Ward Connerly, the anti affirmative action foe who once launched a ballot drive in Florida only to see his efforts struck down by the courts, declared Wednesday that he and his supporters are ready to take their battle to other states during the crucial 2008 presidential election. Connerly announced his group has opened up exploratory committees in nine states and will eventually launch a petition drive in two to five states.

But a spokeswoman for Connerly said Florida is not one of the states under consideration. Diane Schachterle of the American Civil Rights Coalition said the group feels that it does not need to come to the Sunshine State because of Gov. Jeb Bush's One Florida plan, which six years ago ended racial preferences in university admissions and state contracting.

"Florida is not high on our radar right now,'' said Schachterle, who said the decision had nothing to do with the passage of Amendment 3, which requires all future constitutional amendments to pass by 60 percent. She noted an anti-affirmative action amendment in Washington State cleared that higher margin.

But Schachterle added that she hopes that Governor-elect Charlie Crist keeps intact the One Florida plan when he becomes governor. When asked about it on the campaign trail, Crist said he had no plans to alter One Florida _ whose contracting provisions were implemented by executive order.

December 13, 2006

Ex- GOP chief supports earlier Florida primary

Al Cardenas, the former chairman of the Republican Party of Florida, is weighing in on House Speaker Marco Rubio's proposal to move up Florida's presidential primary in 2008.

In a recent Op-Ed in Diario Las Americas, Cardenas says Florida should have more of a say in picking the nominees, who are typically well established by the time the state's March primary rolls around.

"It makes no sense that we are so important at the time of choosing the president, but we're not taken into account at the moment of choosing the candidates,'' Cardenas wrote in Spanish. "With the end of Jeb Bush's term in Tallahassee, and with President George W. Bush in the final two years of his second term, it is now Florida's turn to compete as an equal with the rest of the states for the attention of the eventual nominees.''

Cardenas, a Miami attorney, says he also supports the state GOP holding a presidential straw poll at its October 2007 convention in Orlando.

Breakfast for the birds, lunch for the govs

After breakfasting at Parrot Jungle during his inaugural celebration, Governor-elect Charlie Crist lunched with former Democratic Gov. Bob Graham in Miami. Crist has said he's actively seeking advice from former governors on everything -- including how to handle appointments made by his predecessor that haven't been confirmed by the Senate.

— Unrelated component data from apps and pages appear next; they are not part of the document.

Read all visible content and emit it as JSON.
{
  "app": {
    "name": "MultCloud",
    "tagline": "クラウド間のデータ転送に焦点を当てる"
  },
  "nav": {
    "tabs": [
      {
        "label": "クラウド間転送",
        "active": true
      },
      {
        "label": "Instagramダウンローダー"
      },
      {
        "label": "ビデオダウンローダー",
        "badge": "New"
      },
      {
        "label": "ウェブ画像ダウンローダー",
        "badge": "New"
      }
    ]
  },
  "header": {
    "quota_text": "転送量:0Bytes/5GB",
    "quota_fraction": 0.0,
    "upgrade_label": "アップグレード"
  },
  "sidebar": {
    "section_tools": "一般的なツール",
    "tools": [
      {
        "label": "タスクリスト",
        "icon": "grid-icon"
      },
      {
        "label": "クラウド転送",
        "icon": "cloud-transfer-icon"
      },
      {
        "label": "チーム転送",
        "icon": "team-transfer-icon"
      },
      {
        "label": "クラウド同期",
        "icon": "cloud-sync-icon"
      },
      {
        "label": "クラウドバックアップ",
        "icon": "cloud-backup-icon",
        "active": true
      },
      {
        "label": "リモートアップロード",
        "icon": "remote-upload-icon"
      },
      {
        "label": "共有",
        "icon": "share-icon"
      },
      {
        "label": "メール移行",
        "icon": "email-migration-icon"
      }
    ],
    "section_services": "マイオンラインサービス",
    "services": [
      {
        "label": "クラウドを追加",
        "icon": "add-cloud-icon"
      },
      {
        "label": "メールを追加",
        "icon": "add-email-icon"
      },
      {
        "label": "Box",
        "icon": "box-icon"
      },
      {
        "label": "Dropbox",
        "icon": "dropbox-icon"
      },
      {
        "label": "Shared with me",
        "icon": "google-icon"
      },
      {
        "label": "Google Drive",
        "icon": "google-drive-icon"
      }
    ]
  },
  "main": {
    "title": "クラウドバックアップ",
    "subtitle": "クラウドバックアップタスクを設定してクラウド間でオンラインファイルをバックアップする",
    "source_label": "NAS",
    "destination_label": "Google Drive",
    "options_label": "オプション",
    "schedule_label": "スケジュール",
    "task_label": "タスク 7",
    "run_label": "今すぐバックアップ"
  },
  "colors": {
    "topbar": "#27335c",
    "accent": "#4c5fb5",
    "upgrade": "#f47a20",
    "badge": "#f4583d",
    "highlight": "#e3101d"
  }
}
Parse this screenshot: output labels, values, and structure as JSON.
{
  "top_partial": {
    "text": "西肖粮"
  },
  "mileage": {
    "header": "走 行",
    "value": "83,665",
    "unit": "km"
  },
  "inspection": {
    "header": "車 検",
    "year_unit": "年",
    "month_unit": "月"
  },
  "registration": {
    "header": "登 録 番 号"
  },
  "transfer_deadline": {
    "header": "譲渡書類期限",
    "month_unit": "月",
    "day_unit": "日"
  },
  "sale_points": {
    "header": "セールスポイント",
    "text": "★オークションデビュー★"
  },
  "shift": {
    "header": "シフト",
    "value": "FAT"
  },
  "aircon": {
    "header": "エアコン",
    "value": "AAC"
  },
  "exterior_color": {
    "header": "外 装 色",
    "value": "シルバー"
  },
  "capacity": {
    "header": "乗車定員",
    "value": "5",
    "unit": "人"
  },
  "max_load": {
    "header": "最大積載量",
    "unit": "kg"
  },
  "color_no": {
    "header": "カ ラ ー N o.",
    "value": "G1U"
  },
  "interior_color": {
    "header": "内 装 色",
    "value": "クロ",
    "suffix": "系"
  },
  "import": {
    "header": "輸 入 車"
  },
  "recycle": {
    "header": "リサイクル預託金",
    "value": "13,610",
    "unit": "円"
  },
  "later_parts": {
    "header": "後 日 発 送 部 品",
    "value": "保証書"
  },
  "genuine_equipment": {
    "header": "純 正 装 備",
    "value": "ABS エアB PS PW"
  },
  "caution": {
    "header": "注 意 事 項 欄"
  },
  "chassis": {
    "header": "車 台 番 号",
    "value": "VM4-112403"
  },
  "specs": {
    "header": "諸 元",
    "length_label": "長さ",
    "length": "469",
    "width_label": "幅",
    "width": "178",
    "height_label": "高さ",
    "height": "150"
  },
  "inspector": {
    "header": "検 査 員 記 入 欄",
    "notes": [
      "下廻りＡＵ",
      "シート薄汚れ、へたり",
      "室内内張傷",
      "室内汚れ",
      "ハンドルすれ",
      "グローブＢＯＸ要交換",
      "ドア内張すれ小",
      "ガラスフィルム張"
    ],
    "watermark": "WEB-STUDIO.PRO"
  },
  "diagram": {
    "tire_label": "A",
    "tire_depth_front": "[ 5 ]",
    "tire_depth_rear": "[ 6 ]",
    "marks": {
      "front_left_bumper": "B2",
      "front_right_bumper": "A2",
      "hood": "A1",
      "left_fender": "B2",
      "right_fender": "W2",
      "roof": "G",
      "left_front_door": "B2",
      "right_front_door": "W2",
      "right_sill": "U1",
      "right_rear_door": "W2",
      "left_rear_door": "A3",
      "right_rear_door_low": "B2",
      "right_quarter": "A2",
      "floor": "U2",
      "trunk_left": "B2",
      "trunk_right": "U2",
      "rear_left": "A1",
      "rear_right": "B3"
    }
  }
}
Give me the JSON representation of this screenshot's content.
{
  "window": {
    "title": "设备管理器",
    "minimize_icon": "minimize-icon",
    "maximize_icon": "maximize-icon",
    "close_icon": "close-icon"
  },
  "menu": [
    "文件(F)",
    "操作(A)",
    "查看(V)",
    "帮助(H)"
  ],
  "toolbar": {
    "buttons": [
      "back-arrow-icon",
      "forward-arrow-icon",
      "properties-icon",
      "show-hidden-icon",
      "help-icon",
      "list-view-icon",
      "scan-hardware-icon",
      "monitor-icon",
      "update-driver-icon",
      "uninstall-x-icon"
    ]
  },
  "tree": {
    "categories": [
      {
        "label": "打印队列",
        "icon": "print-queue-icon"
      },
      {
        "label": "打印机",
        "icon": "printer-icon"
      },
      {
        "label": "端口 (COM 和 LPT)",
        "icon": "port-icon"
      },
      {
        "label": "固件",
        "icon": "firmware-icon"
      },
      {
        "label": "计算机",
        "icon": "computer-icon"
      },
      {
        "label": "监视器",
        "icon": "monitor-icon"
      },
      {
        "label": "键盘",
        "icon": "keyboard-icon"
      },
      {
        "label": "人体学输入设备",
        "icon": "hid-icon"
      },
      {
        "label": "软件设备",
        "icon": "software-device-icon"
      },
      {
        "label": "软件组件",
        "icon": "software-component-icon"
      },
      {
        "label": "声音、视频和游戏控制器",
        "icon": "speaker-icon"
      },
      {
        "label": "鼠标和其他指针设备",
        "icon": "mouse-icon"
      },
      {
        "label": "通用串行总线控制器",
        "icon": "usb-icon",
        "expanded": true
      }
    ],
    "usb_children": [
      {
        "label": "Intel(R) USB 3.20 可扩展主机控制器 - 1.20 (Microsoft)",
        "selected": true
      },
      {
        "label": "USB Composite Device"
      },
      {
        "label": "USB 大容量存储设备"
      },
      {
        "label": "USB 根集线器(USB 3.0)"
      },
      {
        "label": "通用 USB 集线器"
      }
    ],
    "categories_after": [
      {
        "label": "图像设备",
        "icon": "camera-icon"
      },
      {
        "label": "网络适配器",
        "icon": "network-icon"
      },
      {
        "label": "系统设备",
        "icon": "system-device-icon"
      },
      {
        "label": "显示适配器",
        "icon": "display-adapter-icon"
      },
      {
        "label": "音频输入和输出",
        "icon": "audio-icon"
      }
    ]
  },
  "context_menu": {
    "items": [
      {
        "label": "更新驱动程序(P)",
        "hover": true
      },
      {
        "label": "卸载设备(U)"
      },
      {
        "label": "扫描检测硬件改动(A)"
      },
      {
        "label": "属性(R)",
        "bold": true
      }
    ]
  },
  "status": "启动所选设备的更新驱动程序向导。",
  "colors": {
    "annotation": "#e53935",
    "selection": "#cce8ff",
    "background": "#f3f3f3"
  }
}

No word yet on what the two spoke of, nor what or whether Crist (who eats like a bird) actually ate.

Crist asked to let ex-felons vote

During his campaign for governor, Republican Charlie Crist made news when he changed a longheld position and said felons should get their voting rights back after completing their sentences.

Now that Crist is the governor-elect, he's being asked to follow through. The intergovernmental, recreational and cultural affairs committee of the Miami-Dade County Commission passed a resolution today urging the incoming governor to sign an executive order restoring felons' civil rights. The American Civil Liberties Union is also trying to set up a meeting with Crist to discuss the issue.

"We're exploring our options on how to achieve this,'' said Crist spokeswoman Erin Isaac.